It took three separate discs and two consoles to finally work out the Goddamn kinks, but we were able to play almost the entire Eternal Sonata demo. Almost! I wasn't aware people were still boiling discs, presumably in black iron cauldrons where carrots bob, but I don't want to live a life where boiling discs is normal.
While the platter skittered around in the drive - impossibly, like a cat trying to climb a marble column - I flipped through the magazine which was included in my purchase. Are they seriously talking about the Halo 3 beta? After downloading something like six demos last week, to go to the store and buy them was a bizarre anachronism. I'm not sure how the demo was secured exclusively - does placing a demo on Live cost the publisher money, and this was a sweeter arrangement? I mean, they'd already dished it up for free in another territory. In any case, it limited access to good content, assuming you could even get at the content after chipping away at its inedible shell.
The combat system in Eternal Sonata lets you make choices as turn-based combat once did, but presents concessions to modernity in the form of each turn's time allotment. Each character has a certain number of seconds in a round, and each attack takes a certain amount of time, and it feels like an action game while you're inputting these commands. Also, your attacks change depending on whether or not you are in light or shade, and creatures physically change based on the same thing, so those little gourds you're always kicking around become huge monsters when they enter darkness. That's interesting, the game is beautiful, and I think it could go places.

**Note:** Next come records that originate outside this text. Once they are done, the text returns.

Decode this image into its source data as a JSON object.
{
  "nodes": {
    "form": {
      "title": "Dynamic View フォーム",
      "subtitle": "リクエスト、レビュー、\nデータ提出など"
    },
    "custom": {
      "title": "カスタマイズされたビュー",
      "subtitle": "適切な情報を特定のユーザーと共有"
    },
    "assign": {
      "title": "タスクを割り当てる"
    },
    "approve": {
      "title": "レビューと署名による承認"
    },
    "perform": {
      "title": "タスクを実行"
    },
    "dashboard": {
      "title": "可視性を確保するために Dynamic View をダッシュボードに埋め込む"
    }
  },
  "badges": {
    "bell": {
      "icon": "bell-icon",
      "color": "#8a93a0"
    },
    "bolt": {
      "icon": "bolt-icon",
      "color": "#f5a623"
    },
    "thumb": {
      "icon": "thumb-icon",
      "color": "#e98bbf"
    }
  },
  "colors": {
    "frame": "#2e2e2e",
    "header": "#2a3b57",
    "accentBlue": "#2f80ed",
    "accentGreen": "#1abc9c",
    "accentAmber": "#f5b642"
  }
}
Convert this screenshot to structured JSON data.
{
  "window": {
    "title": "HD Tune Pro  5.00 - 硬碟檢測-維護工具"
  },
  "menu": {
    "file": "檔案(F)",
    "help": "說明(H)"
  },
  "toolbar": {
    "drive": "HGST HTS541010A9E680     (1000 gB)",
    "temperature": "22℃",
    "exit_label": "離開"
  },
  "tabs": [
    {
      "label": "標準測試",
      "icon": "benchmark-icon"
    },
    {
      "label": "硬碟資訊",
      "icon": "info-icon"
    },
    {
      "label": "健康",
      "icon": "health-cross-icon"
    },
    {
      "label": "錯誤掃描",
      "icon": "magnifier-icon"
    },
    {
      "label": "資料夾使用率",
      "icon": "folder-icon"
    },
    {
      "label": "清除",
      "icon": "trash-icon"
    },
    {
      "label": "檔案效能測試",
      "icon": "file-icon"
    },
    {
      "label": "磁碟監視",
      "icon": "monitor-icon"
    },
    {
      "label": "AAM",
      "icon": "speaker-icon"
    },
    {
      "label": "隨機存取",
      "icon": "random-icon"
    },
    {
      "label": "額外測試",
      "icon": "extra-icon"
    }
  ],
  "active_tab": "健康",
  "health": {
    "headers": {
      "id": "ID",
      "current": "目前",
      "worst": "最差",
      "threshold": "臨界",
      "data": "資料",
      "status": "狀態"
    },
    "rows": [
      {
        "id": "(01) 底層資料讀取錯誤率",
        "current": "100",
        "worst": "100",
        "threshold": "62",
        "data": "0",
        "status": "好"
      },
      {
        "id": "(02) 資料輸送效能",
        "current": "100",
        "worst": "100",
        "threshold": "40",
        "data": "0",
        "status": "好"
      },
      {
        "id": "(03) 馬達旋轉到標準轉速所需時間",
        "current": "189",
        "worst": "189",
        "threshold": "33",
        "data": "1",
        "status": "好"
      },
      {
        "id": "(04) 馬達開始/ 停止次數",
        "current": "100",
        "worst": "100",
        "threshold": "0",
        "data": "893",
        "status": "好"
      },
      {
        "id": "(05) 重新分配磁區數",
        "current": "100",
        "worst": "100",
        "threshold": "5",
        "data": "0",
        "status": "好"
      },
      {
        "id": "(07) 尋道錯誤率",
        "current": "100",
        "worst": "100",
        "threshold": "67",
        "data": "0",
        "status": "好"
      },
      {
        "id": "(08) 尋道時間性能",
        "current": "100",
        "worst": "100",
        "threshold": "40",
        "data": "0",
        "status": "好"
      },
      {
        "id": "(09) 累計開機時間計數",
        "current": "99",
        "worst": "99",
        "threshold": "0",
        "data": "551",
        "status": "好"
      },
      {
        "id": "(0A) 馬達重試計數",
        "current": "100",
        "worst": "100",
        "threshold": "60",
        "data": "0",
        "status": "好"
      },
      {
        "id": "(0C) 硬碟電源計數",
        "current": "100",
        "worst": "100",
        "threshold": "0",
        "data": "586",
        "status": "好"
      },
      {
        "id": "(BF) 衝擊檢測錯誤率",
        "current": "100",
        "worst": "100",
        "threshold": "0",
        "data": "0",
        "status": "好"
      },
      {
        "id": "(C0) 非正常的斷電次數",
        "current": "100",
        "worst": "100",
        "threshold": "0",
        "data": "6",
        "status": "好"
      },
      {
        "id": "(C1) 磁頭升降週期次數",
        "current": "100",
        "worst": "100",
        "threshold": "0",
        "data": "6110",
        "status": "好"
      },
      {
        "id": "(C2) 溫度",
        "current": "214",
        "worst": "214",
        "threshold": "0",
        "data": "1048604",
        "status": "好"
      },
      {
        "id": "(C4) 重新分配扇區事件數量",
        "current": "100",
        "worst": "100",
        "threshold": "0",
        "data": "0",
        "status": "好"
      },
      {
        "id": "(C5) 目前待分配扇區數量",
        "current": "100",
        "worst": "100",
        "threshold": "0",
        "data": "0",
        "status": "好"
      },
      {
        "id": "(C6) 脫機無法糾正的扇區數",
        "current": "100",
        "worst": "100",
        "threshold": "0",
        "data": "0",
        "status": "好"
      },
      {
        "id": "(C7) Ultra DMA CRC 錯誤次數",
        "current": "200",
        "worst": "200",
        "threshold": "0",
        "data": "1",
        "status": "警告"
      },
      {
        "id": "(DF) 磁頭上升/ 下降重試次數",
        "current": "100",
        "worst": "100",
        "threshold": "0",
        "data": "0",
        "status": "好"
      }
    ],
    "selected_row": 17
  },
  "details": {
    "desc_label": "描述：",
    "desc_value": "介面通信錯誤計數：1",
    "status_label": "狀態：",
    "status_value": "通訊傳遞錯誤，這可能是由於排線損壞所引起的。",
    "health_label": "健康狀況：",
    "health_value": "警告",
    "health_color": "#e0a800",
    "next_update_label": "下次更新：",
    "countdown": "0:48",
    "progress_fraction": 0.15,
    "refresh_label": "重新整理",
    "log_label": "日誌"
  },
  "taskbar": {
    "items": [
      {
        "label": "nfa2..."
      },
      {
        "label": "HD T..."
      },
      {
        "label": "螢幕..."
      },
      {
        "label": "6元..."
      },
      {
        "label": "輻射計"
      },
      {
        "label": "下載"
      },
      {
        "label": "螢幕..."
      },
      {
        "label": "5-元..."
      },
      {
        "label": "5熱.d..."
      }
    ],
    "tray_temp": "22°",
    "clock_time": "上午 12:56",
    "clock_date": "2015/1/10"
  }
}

I meant to mention it before: Keek and I conquered Super Stardust HD a week or so ago, and it was a supremely satisfying experience. The difficulty was perfectly constructed: we played in co-op mode, and while this mode gives you two ships, there is a single pool of lives. If your lives run out (lives!), but your friend is able to clear the level solo, you come back in with a bonus ship. It creates a really fabulous tension, especially in a game where there may be well over a hundred discrete targets for your partner to overcome. In any case, it's Asteroids played on a spherical field, but if you want to get anywhere in the later levels you need to have defined roles and communication. The challenge was exactly right: there's no cheap hits, only savage punishment for poor play. Assuming that you own a Playstation 3, I'm hoping you can spare a few bucks for Super Stardust.
Peter Moore is going to EA, and now Microsoft is going to get someone who used to work for EA, in some modern pantomime of royal marriage. We've certainly had our position on his style, at least, his style external to the company - as collected here, in the ancient scrolls. The longer he's been at it, though, the more we've enjoyed it - up to this clip from Kotaku, where we were finally allowed to see the man's candor. He was already long gone by then, of course - the offer letter was dated June 5th, and who knows when talks actually started. I imagine that lends itself to more "direct" language. "What are they gonna do," etc.
It's certainly time for a change, though. The system is launched, and now it needs a different kind of propulsion. Specifically, it needs a real son of a bitch, a murderous bastard with a knife in his teeth and a cruel laugh. The new guy looks nice in his picture, but I hope there's sin in his heart.